The debt-ceiling showdowns of 2011 and last spring both resolved themselves without triggering an economic meltdown, and so most people have come to assume the same will happen again this fall. I have been sounding the tocsins of doom for months. One cause for my alarm is that the Republican Party has grown even more rabid. Just as it responded to John McCain’s 2008 loss by moving right, it responded to Mitt Romney’s 2012 loss by moving right again. Republicans in Washington have completely abandoned any thought of pursuing their goals through compromise or other normal political channels, instead redoubling their tactic of extracting concessions by fomenting crises. Incredibly, in the face of a reelected Obama and a plunging deficit, the GOP’s demands for raising the debt ceiling are now more extravagant than the ones it issued in 2011.
There’s a second reason why a debt default crisis has grown far more likely: President Obama cannot negotiate the debt ceiling this time.
This reality is starting to dawn on the Republicans only very slowly. Republican leaders have spent the last few months trying to avoid a different, and far less severe, crisis, a government shutdown, by promising their members to hold the debt ceiling hostage. They shared the complacent, this-time-won’t-be-different conventional wisdom that has permeated Washington. It is slowly beginning to dawn on them that Obama may not submit this time around.
David Drucker reports that House Republicans are “intent on forcing President Obama to the negotiating table” over the debt ceiling. Republican senator Orrin Hatch writes a Wall Street Journal op-ed today imploring Obama to fork over a ransom to lift the debt ceiling:
Making his point melodramatically on Sunday, President Obama said, "We will not negotiate over whether or not America should keep its word and meet its obligations."
In reality, Congress and administrations have for decades—under both Republican and Democratic presidents—negotiated over or included spending and budget reforms as a part of debt-ceiling increases.
Hatch presents his case as if he is rebutting Obama. He’s not. It is true that Congress has on occasion negotiated over budget changes “as part of debt-ceiling increases.” What does that mean? It means that when Congress makes a change in budget policy, it often appends a debt-ceiling increase to that. It does not mean that Congress has negotiated over whether to increase the debt ceiling.
Since Ronald Reagan’s inauguration, Congress has lifted the debt ceiling 45 times. Only a handful of those debt-ceiling hikes included any changes to budget policy. The historic rule has always been that, when the debt ceiling needs to be raised, Congress raises it without extracting concessions in return. If the two parties happen to be negotiating budget policy, they do it on a separate track and append the debt-ceiling increase to the final vote.
Of course, 2011 represents a break from the pattern. That is the one time Congress actually used the debt ceiling as a bargaining chip.
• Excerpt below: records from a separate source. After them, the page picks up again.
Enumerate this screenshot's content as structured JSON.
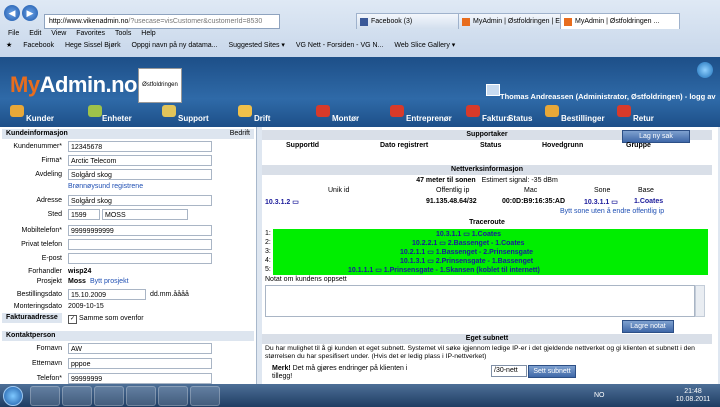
{
  "browser": {
    "url_host": "http://www.vikenadmin.no",
    "url_rest": "/?usecase=visCustomer&customerId=8530",
    "tabs": [
      "Facebook (3)",
      "MyAdmin | Østfoldringen | E...",
      "MyAdmin | Østfoldringen ..."
    ],
    "menu": [
      "File",
      "Edit",
      "View",
      "Favorites",
      "Tools",
      "Help"
    ],
    "favorites": [
      "Facebook",
      "Hege Sissel Bjørk",
      "Oppgi navn på ny datama...",
      "Suggested Sites ▾",
      "VG Nett - Forsiden - VG N...",
      "Web Slice Gallery ▾"
    ]
  },
  "header": {
    "logo_my": "My",
    "logo_rest": "Admin.no",
    "org_logo": "Østfoldringen",
    "user": "Thomas Andreassen (Administrator, Østfoldringen) - logg av"
  },
  "nav": [
    "Kunder",
    "Enheter",
    "Support",
    "Drift",
    "Montør",
    "Entreprenør",
    "Faktura",
    "Status",
    "Bestillinger",
    "Retur"
  ],
  "customer": {
    "section_title": "Kundeinformasjon",
    "bedrift_label": "Bedrift",
    "fields": {
      "kundenummer_label": "Kundenummer*",
      "kundenummer": "12345678",
      "firma_label": "Firma*",
      "firma": "Arctic Telecom",
      "avdeling_label": "Avdeling",
      "avdeling": "Solgård skog",
      "bronnoysund": "Brønnøysund registrene",
      "adresse_label": "Adresse",
      "adresse": "Solgård skog",
      "sted_label": "Sted",
      "postnr": "1599",
      "poststed": "MOSS",
      "mobil_label": "Mobiltelefon*",
      "mobil": "99999999999",
      "privat_label": "Privat telefon",
      "privat": "",
      "epost_label": "E-post",
      "epost": "",
      "forhandler_label": "Forhandler",
      "forhandler": "wisp24",
      "prosjekt_label": "Prosjekt",
      "prosjekt": "Moss",
      "bytt_prosjekt": "Bytt prosjekt",
      "bestilling_label": "Bestillingsdato",
      "bestilling": "15.10.2009",
      "date_hint": "dd.mm.åååå",
      "montering_label": "Monteringsdato",
      "montering": "2009-10-15"
    },
    "faktura_title": "Fakturaadresse",
    "same_as_above": "Samme som ovenfor",
    "contact_title": "Kontaktperson",
    "contact": {
      "fornavn_label": "Fornavn",
      "fornavn": "AW",
      "etternavn_label": "Etternavn",
      "etternavn": "pppoe",
      "telefon_label": "Telefon*",
      "telefon": "99999999"
    }
  },
  "support": {
    "title": "Supportaker",
    "new_case": "Lag ny sak",
    "columns": [
      "SupportId",
      "Dato registrert",
      "Status",
      "Hovedgrunn",
      "Gruppe"
    ]
  },
  "network": {
    "title": "Nettverksinformasjon",
    "distance": "47 meter til sonen",
    "signal": "Estimert signal: -35 dBm",
    "columns": [
      "Unik id",
      "Offentlig ip",
      "Mac",
      "Sone",
      "Base"
    ],
    "unik_id": "10.3.1.2",
    "public_ip": "91.135.48.64/32",
    "mac": "00:0D:B9:16:35:AD",
    "sone": "10.3.1.1",
    "base": "1.Coates",
    "change_zone": "Bytt sone uten å endre offentlig ip"
  },
  "traceroute": {
    "title": "Traceroute",
    "hops": [
      {
        "n": "1:",
        "text": "10.3.1.1 ▭ 1.Coates"
      },
      {
        "n": "2:",
        "text": "10.2.2.1 ▭ 2.Bassenget - 1.Coates"
      },
      {
        "n": "3:",
        "text": "10.2.1.1 ▭ 1.Bassenget - 2.Prinsensgate"
      },
      {
        "n": "4:",
        "text": "10.1.3.1 ▭ 2.Prinsensgate - 1.Bassenget"
      },
      {
        "n": "5:",
        "text": "10.1.1.1 ▭ 1.Prinsensgate - 1.Skansen (koblet til internett)"
      }
    ]
  },
  "notes": {
    "label": "Notat om kundens oppsett",
    "save": "Lagre notat"
  },
  "subnet": {
    "title": "Eget subnett",
    "description": "Du har mulighet til å gi kunden et eget subnett. Systemet vil søke igjennom ledige IP-er i det gjeldende nettverket og gi klienten et subnett i den størrelsen du har spesifisert under. (Hvis det er ledig plass i IP-nettverket)",
    "note_bold": "Merk!",
    "note": "Det må gjøres endringer på klienten i tillegg!",
    "select_value": "/30-nett",
    "button": "Sett subnett"
  },
  "taskbar": {
    "lang": "NO",
    "time": "21:48",
    "date": "10.08.2011"
  }
}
From the Republican point of view, it was a satisfying experience, resulting in a trillion and a half dollars' worth of spending cuts. The threat of default cost the government almost $19 billion directly in the form of higher interest payments, and cost the economy far more by shaking confidence:
And that was without default. Annie Lowery reports that a debt-ceiling breach could have potentially massive effects on the world economy — hundreds of billions of dollars, and possibly worse.
Republicans see the magnitude of a debt-ceiling breach as a reason to believe Obama will eventually negotiate. It’s actually a reason to believe he won’t.
The meta-conflict over whether the debt ceiling ought to be held hostage, or simply raised, has implications that extend well beyond the actual demands at hand. If Obama agrees to trade policy concessions for a debt-ceiling hike, he will permanently enshrine debt-ceiling hostage dramas in the practical functioning of American government. That means not only will unscrupulous opposition parties be able to wring concessions from himself and future presidents, but eventually a negotiating snag will trigger a real default.
This is what Obama meant when he said that enshrining the debt-ceiling hostage drama would alter “the constitutional structure of this government.” It would fundamentally change the country’s governing norms, permanently placing new and destructive power in the hands of Congress.
What’s more, Obama has placed his credibility on the line publicly by insisting he will not negotiate the debt ceiling. By doing so, he has essentially blocked off his own escape route. Folding would destroy his negotiating credibility in general and specifically make it impossible for him to stop a future debt-ceiling ransom. Not only are the Republicans’ absurdly grandiose debt-ceiling demands unacceptable — they’re currently calling for Obama to essentially accede to the entire Republican fiscal and regulatory agenda in addition to destroying his health-care law — but any demands are unacceptable.
The incentive structure for Obama is therefore such that a debt-ceiling breach, while terrible, is better than trading something to prevent one. But it’s not clear if Republicans actually don’t understand Obama’s incentive structure or are merely pretending not to understand it. Terrible though it may be, a default may actually be necessary to preserve the constitutional structure of American government and the rest of Obama’s presidency.